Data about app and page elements

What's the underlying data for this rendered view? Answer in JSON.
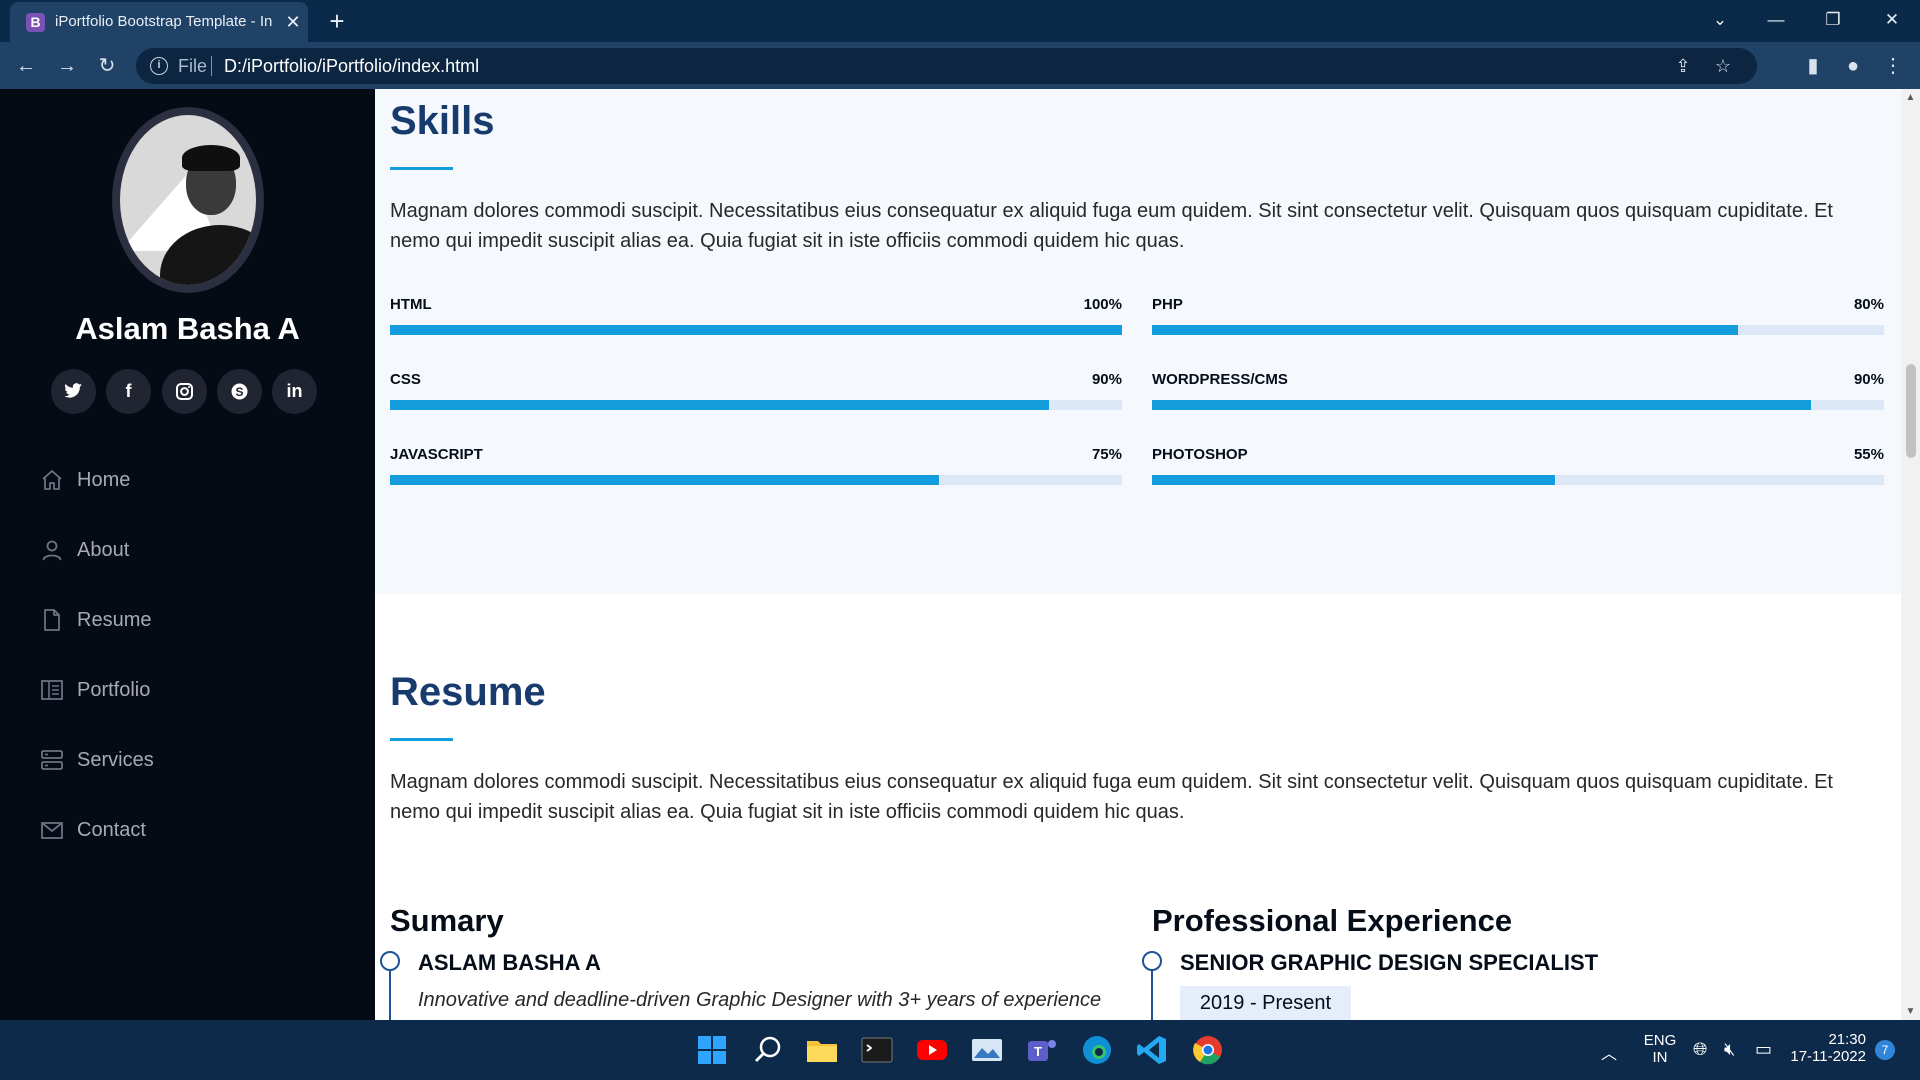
{
  "browser": {
    "tab_title": "iPortfolio Bootstrap Template - In",
    "tab_favicon": "B",
    "file_label": "File",
    "url": "D:/iPortfolio/iPortfolio/index.html"
  },
  "sidebar": {
    "name": "Aslam Basha A",
    "socials": [
      {
        "label": "twitter-icon",
        "glyph": "🐦"
      },
      {
        "label": "facebook-icon",
        "glyph": "f"
      },
      {
        "label": "instagram-icon",
        "glyph": "◎"
      },
      {
        "label": "skype-icon",
        "glyph": "S"
      },
      {
        "label": "linkedin-icon",
        "glyph": "in"
      }
    ],
    "nav": [
      {
        "label": "Home",
        "icon": "home-icon"
      },
      {
        "label": "About",
        "icon": "person-icon"
      },
      {
        "label": "Resume",
        "icon": "file-icon"
      },
      {
        "label": "Portfolio",
        "icon": "book-icon"
      },
      {
        "label": "Services",
        "icon": "server-icon"
      },
      {
        "label": "Contact",
        "icon": "envelope-icon"
      }
    ]
  },
  "skills": {
    "title": "Skills",
    "description": "Magnam dolores commodi suscipit. Necessitatibus eius consequatur ex aliquid fuga eum quidem. Sit sint consectetur velit. Quisquam quos quisquam cupiditate. Et nemo qui impedit suscipit alias ea. Quia fugiat sit in iste officiis commodi quidem hic quas.",
    "items": [
      {
        "name": "HTML",
        "value": "100%",
        "percent": 100
      },
      {
        "name": "PHP",
        "value": "80%",
        "percent": 80
      },
      {
        "name": "CSS",
        "value": "90%",
        "percent": 90
      },
      {
        "name": "WORDPRESS/CMS",
        "value": "90%",
        "percent": 90
      },
      {
        "name": "JAVASCRIPT",
        "value": "75%",
        "percent": 75
      },
      {
        "name": "PHOTOSHOP",
        "value": "55%",
        "percent": 55
      }
    ]
  },
  "resume": {
    "title": "Resume",
    "description": "Magnam dolores commodi suscipit. Necessitatibus eius consequatur ex aliquid fuga eum quidem. Sit sint consectetur velit. Quisquam quos quisquam cupiditate. Et nemo qui impedit suscipit alias ea. Quia fugiat sit in iste officiis commodi quidem hic quas.",
    "summary_title": "Sumary",
    "summary_name": "ASLAM BASHA A",
    "summary_text": "Innovative and deadline-driven Graphic Designer with 3+ years of experience",
    "experience_title": "Professional Experience",
    "experience_role": "SENIOR GRAPHIC DESIGN SPECIALIST",
    "experience_date": "2019 - Present"
  },
  "taskbar": {
    "lang_top": "ENG",
    "lang_bottom": "IN",
    "time": "21:30",
    "date": "17-11-2022",
    "notification_count": "7"
  },
  "colors": {
    "accent": "#149ddd",
    "heading": "#173b6c",
    "sidebar_bg": "#040b14"
  }
}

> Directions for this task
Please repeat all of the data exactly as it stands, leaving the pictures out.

> Expected answer
What's the underlying data for this rendered view? Answer in JSON.
{
  "browser": {
    "tab_title": "iPortfolio Bootstrap Template - In",
    "tab_favicon": "B",
    "file_label": "File",
    "url": "D:/iPortfolio/iPortfolio/index.html"
  },
  "sidebar": {
    "name": "Aslam Basha A",
    "socials": [
      {
        "label": "twitter-icon",
        "glyph": "🐦"
      },
      {
        "label": "facebook-icon",
        "glyph": "f"
      },
      {
        "label": "instagram-icon",
        "glyph": "◎"
      },
      {
        "label": "skype-icon",
        "glyph": "S"
      },
      {
        "label": "linkedin-icon",
        "glyph": "in"
      }
    ],
    "nav": [
      {
        "label": "Home",
        "icon": "home-icon"
      },
      {
        "label": "About",
        "icon": "person-icon"
      },
      {
        "label": "Resume",
        "icon": "file-icon"
      },
      {
        "label": "Portfolio",
        "icon": "book-icon"
      },
      {
        "label": "Services",
        "icon": "server-icon"
      },
      {
        "label": "Contact",
        "icon": "envelope-icon"
      }
    ]
  },
  "skills": {
    "title": "Skills",
    "description": "Magnam dolores commodi suscipit. Necessitatibus eius consequatur ex aliquid fuga eum quidem. Sit sint consectetur velit. Quisquam quos quisquam cupiditate. Et nemo qui impedit suscipit alias ea. Quia fugiat sit in iste officiis commodi quidem hic quas.",
    "items": [
      {
        "name": "HTML",
        "value": "100%",
        "percent": 100
      },
      {
        "name": "PHP",
        "value": "80%",
        "percent": 80
      },
      {
        "name": "CSS",
        "value": "90%",
        "percent": 90
      },
      {
        "name": "WORDPRESS/CMS",
        "value": "90%",
        "percent": 90
      },
      {
        "name": "JAVASCRIPT",
        "value": "75%",
        "percent": 75
      },
      {
        "name": "PHOTOSHOP",
        "value": "55%",
        "percent": 55
      }
    ]
  },
  "resume": {
    "title": "Resume",
    "description": "Magnam dolores commodi suscipit. Necessitatibus eius consequatur ex aliquid fuga eum quidem. Sit sint consectetur velit. Quisquam quos quisquam cupiditate. Et nemo qui impedit suscipit alias ea. Quia fugiat sit in iste officiis commodi quidem hic quas.",
    "summary_title": "Sumary",
    "summary_name": "ASLAM BASHA A",
    "summary_text": "Innovative and deadline-driven Graphic Designer with 3+ years of experience",
    "experience_title": "Professional Experience",
    "experience_role": "SENIOR GRAPHIC DESIGN SPECIALIST",
    "experience_date": "2019 - Present"
  },
  "taskbar": {
    "lang_top": "ENG",
    "lang_bottom": "IN",
    "time": "21:30",
    "date": "17-11-2022",
    "notification_count": "7"
  },
  "colors": {
    "accent": "#149ddd",
    "heading": "#173b6c",
    "sidebar_bg": "#040b14"
  }
}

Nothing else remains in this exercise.